- CDC’s newly released Winnable Battles final report shows meaningful improvements in key public health areas.
- Since 2009, rates of teen births and youth and adult smoking have declined significantly, and between 2008 and 2014, central line-associated bloodstream infections in acute care hospitals decreased by 50%.
- A color-coded dashboard shows where more work is needed, especially in obesity, foodborne illness, and motor vehicle injuries.
Healthcare-associated infections (HAIs) are complications of healthcare and linked with high morbidity and mortality. Each year, about 1 in 25 U.S. hospital patients is diagnosed with at least one infection related to hospital care alone; additional infections occur in other healthcare settings. Many HAIs are caused by the most urgent and serious antibiotic-resistant (AR) bacteria and may lead to sepsis or death. CDC uses data for action to prevent infections, improve antibiotic use, and protect patients.
- 50 percent decrease in central line-associated bloodstream infections (CLABSI) between 2008 and 20143
- 36 percent decrease in healthcare-associated invasive MRSA, 2008–2014. In addition, National Healthcare Safety Network (NHSN) data reported a 13% decrease (2011 – 2014) for hospital-onset MRSA bacteremia bloodstream infections, confirming overall trends.
- 17 percent decrease in select surgical site infections (SSI)
- 8 percent decrease in hospital-onset Clostridium difficile (C. difficile) infections between 2011 and 2014

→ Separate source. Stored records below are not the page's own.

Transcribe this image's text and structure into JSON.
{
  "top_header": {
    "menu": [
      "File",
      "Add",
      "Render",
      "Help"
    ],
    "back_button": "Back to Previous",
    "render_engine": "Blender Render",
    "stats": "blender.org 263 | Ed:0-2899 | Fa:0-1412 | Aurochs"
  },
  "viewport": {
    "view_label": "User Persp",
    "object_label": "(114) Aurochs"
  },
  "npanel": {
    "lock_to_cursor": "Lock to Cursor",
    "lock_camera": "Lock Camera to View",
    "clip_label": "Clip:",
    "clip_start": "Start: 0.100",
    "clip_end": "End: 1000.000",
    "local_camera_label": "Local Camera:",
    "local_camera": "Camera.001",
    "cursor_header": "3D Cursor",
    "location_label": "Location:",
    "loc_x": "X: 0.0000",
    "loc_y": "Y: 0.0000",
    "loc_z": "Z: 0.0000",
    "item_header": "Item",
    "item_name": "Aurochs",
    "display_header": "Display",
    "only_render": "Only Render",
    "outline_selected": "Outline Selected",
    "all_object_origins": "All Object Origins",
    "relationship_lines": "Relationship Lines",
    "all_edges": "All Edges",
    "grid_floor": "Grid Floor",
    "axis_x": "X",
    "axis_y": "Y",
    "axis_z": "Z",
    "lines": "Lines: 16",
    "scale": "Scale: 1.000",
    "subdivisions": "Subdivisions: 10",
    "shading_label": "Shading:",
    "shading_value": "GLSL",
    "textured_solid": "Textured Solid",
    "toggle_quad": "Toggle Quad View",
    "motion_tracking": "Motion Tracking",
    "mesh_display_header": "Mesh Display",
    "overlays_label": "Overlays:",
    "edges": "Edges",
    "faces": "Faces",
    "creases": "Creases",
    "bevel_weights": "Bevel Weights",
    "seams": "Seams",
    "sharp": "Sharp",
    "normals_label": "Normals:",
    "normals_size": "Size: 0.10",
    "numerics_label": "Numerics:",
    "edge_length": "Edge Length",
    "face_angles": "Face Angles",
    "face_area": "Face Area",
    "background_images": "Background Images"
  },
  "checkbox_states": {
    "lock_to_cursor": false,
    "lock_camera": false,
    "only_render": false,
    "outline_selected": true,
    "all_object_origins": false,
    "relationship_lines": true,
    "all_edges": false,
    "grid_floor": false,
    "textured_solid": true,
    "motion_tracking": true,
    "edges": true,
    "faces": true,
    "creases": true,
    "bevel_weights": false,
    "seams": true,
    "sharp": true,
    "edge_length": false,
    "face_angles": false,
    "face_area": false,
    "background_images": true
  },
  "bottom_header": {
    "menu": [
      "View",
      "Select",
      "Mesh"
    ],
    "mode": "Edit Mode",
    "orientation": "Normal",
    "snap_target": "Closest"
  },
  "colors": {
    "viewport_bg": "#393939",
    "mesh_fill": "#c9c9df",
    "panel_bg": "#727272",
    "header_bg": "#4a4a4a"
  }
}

- 24 percent decrease in CAUTI in acute care hospital wards, 2009 – 2014, and 16 percent increase in CAUTI in hospital intensive care units.4